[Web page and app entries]
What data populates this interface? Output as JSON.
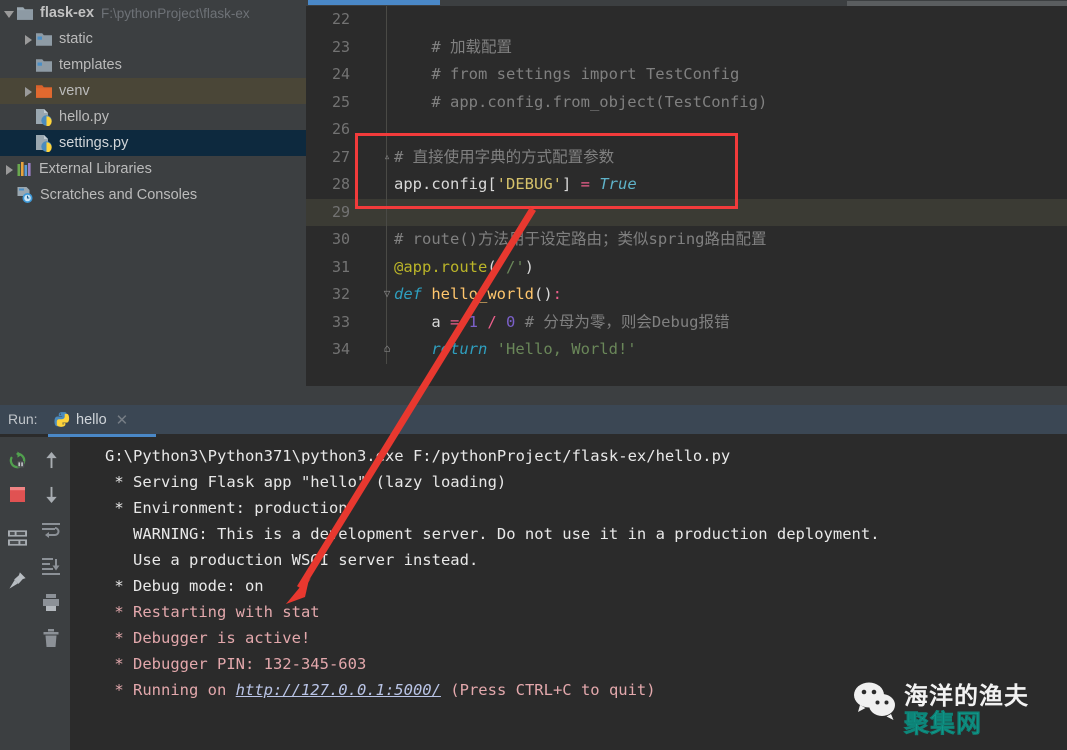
{
  "sidebar": {
    "items": [
      {
        "label": "flask-ex",
        "path": "F:\\pythonProject\\flask-ex",
        "icon": "folder-icon",
        "arrow": "down",
        "indent": 0,
        "state": "normal",
        "bold": true,
        "color": "#c2c2c2"
      },
      {
        "label": "static",
        "path": "",
        "icon": "folder-src-icon",
        "arrow": "right",
        "indent": 1,
        "state": "normal",
        "bold": false,
        "color": "#bbbbbb"
      },
      {
        "label": "templates",
        "path": "",
        "icon": "folder-src-icon",
        "arrow": "none",
        "indent": 1,
        "state": "normal",
        "bold": false,
        "color": "#bbbbbb"
      },
      {
        "label": "venv",
        "path": "",
        "icon": "folder-orange-icon",
        "arrow": "right",
        "indent": 1,
        "state": "hover",
        "bold": false,
        "color": "#bbbbbb"
      },
      {
        "label": "hello.py",
        "path": "",
        "icon": "python-file-icon",
        "arrow": "none",
        "indent": 1,
        "state": "normal",
        "bold": false,
        "color": "#bbbbbb"
      },
      {
        "label": "settings.py",
        "path": "",
        "icon": "python-file-icon",
        "arrow": "none",
        "indent": 1,
        "state": "selected",
        "bold": false,
        "color": "#d2d6d9"
      },
      {
        "label": "External Libraries",
        "path": "",
        "icon": "libraries-icon",
        "arrow": "right",
        "indent": 0,
        "state": "normal",
        "bold": false,
        "color": "#bbbbbb"
      },
      {
        "label": "Scratches and Consoles",
        "path": "",
        "icon": "scratches-icon",
        "arrow": "none",
        "indent": 0,
        "state": "normal",
        "bold": false,
        "color": "#bbbbbb"
      }
    ]
  },
  "editor": {
    "lines": [
      {
        "num": "22",
        "fold": "",
        "current": false,
        "tokens": []
      },
      {
        "num": "23",
        "fold": "",
        "current": false,
        "tokens": [
          {
            "t": "    # 加载配置",
            "c": "cm"
          }
        ]
      },
      {
        "num": "24",
        "fold": "",
        "current": false,
        "tokens": [
          {
            "t": "    # from settings import TestConfig",
            "c": "cm"
          }
        ]
      },
      {
        "num": "25",
        "fold": "",
        "current": false,
        "tokens": [
          {
            "t": "    # app.config.from_object(TestConfig)",
            "c": "cm"
          }
        ]
      },
      {
        "num": "26",
        "fold": "",
        "current": false,
        "tokens": []
      },
      {
        "num": "27",
        "fold": "▵",
        "current": false,
        "tokens": [
          {
            "t": "# 直接使用字典的方式配置参数",
            "c": "cm"
          }
        ]
      },
      {
        "num": "28",
        "fold": "",
        "current": false,
        "tokens": [
          {
            "t": "app.config[",
            "c": "pln"
          },
          {
            "t": "'DEBUG'",
            "c": "strY"
          },
          {
            "t": "]",
            "c": "pln"
          },
          {
            "t": " = ",
            "c": "op"
          },
          {
            "t": "True",
            "c": "tru"
          }
        ]
      },
      {
        "num": "29",
        "fold": "",
        "current": true,
        "tokens": []
      },
      {
        "num": "30",
        "fold": "",
        "current": false,
        "tokens": [
          {
            "t": "# route()方法用于设定路由；类似spring路由配置",
            "c": "cm"
          }
        ]
      },
      {
        "num": "31",
        "fold": "",
        "current": false,
        "tokens": [
          {
            "t": "@app.route",
            "c": "deco"
          },
          {
            "t": "(",
            "c": "pln"
          },
          {
            "t": "'/'",
            "c": "str"
          },
          {
            "t": ")",
            "c": "pln"
          }
        ]
      },
      {
        "num": "32",
        "fold": "▽",
        "current": false,
        "tokens": [
          {
            "t": "def ",
            "c": "kwi"
          },
          {
            "t": "hello_world",
            "c": "fn"
          },
          {
            "t": "()",
            "c": "pln"
          },
          {
            "t": ":",
            "c": "op"
          }
        ]
      },
      {
        "num": "33",
        "fold": "",
        "current": false,
        "tokens": [
          {
            "t": "    a",
            "c": "pln"
          },
          {
            "t": " = ",
            "c": "op"
          },
          {
            "t": "1",
            "c": "num"
          },
          {
            "t": " / ",
            "c": "op"
          },
          {
            "t": "0",
            "c": "num"
          },
          {
            "t": " # 分母为零，则会Debug报错",
            "c": "cm"
          }
        ]
      },
      {
        "num": "34",
        "fold": "⌂",
        "current": false,
        "tokens": [
          {
            "t": "    return ",
            "c": "kwi"
          },
          {
            "t": "'Hello, World!'",
            "c": "str"
          }
        ]
      }
    ]
  },
  "run_panel": {
    "run_label": "Run:",
    "tab_name": "hello",
    "tab_close": "✕",
    "toolbar_left": [
      {
        "name": "rerun-icon",
        "color": "#51a04e"
      },
      {
        "name": "stop-icon",
        "color": "#e05252"
      },
      {
        "name": "console-icon",
        "color": "#a8adb2"
      },
      {
        "name": "pin-icon",
        "color": "#a8adb2"
      }
    ],
    "toolbar_right": [
      {
        "name": "up-arrow-icon",
        "color": "#a8adb2"
      },
      {
        "name": "down-arrow-icon",
        "color": "#a8adb2"
      },
      {
        "name": "soft-wrap-icon",
        "color": "#8c9197"
      },
      {
        "name": "scroll-to-end-icon",
        "color": "#8c9197"
      },
      {
        "name": "print-icon",
        "color": "#8c9197"
      },
      {
        "name": "trash-icon",
        "color": "#8c9197"
      }
    ],
    "output": [
      {
        "text": "G:\\Python3\\Python371\\python3.exe F:/pythonProject/flask-ex/hello.py",
        "style": "white",
        "indent": "none"
      },
      {
        "text": " * Serving Flask app \"hello\" (lazy loading)",
        "style": "white",
        "indent": "none"
      },
      {
        "text": " * Environment: production",
        "style": "white",
        "indent": "none"
      },
      {
        "text": "   WARNING: This is a development server. Do not use it in a production deployment.",
        "style": "white",
        "indent": "none"
      },
      {
        "text": "   Use a production WSGI server instead.",
        "style": "white",
        "indent": "none"
      },
      {
        "text": " * Debug mode: on",
        "style": "white",
        "indent": "none"
      },
      {
        "text": " * Restarting with stat",
        "style": "pink",
        "indent": "none"
      },
      {
        "text": " * Debugger is active!",
        "style": "pink",
        "indent": "none"
      },
      {
        "text": " * Debugger PIN: 132-345-603",
        "style": "pink",
        "indent": "none"
      },
      {
        "text": " * Running on ",
        "style": "pink",
        "indent": "none",
        "link": "http://127.0.0.1:5000/",
        "suffix": " (Press CTRL+C to quit)"
      }
    ]
  },
  "annotations": {
    "box_color": "#f23b3b",
    "arrow_color": "#e8382f"
  },
  "watermark": {
    "line1": "海洋的渔夫",
    "line2": "聚集网",
    "icon": "wechat-icon"
  }
}
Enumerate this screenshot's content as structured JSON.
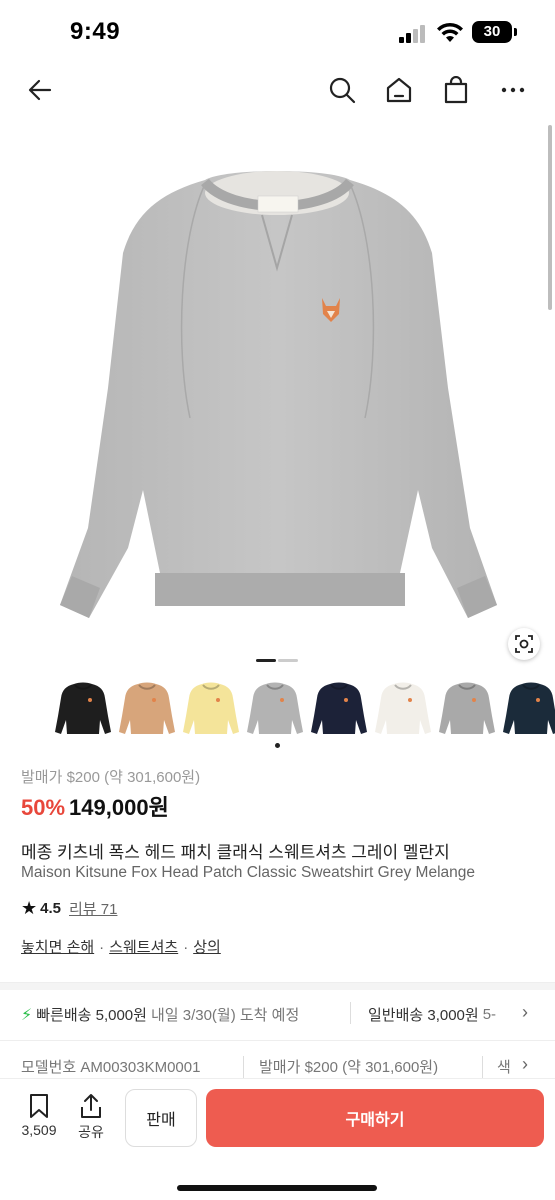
{
  "status_bar": {
    "time": "9:49",
    "battery": "30"
  },
  "nav": {
    "back_icon": "arrow-left-icon",
    "icons": [
      "search-icon",
      "home-icon",
      "shopping-bag-icon",
      "more-icon"
    ]
  },
  "colors": {
    "accent": "#ee5c50",
    "discount": "#e8473b",
    "fast_delivery": "#2bbf4b"
  },
  "gallery": {
    "slides_total": 2,
    "current_slide": 1,
    "thumbnails": [
      {
        "color": "#1e1e1e"
      },
      {
        "color": "#d7a57b"
      },
      {
        "color": "#f4e49a"
      },
      {
        "color": "#b3b3b3"
      },
      {
        "color": "#1c2238"
      },
      {
        "color": "#f2efe9"
      },
      {
        "color": "#a9a9a9"
      },
      {
        "color": "#1b2b3a"
      }
    ],
    "selected_thumbnail": 4
  },
  "product": {
    "release_price": "발매가 $200 (약 301,600원)",
    "discount": "50%",
    "price": "149,000원",
    "title_ko": "메종 키츠네 폭스 헤드 패치 클래식 스웨트셔츠 그레이 멜란지",
    "title_en": "Maison Kitsune Fox Head Patch Classic Sweatshirt Grey Melange",
    "rating": "4.5",
    "review": "리뷰 71",
    "tags": [
      "놓치면 손해",
      "스웨트셔츠",
      "상의"
    ]
  },
  "delivery": {
    "fast_label": "빠른배송 5,000원",
    "fast_eta": "내일 3/30(월) 도착 예정",
    "normal_label": "일반배송 3,000원",
    "normal_eta": "5-"
  },
  "specs": {
    "model": "모델번호 AM00303KM0001",
    "release": "발매가 $200 (약 301,600원)",
    "color": "색"
  },
  "bottom_bar": {
    "bookmark_count": "3,509",
    "share_label": "공유",
    "sell_label": "판매",
    "buy_label": "구매하기"
  }
}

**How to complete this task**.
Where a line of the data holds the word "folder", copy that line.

**Response**.
        "icon": "folder-icon",
        "icon": "folder-src-icon",
        "icon": "folder-src-icon",
        "icon": "folder-orange-icon",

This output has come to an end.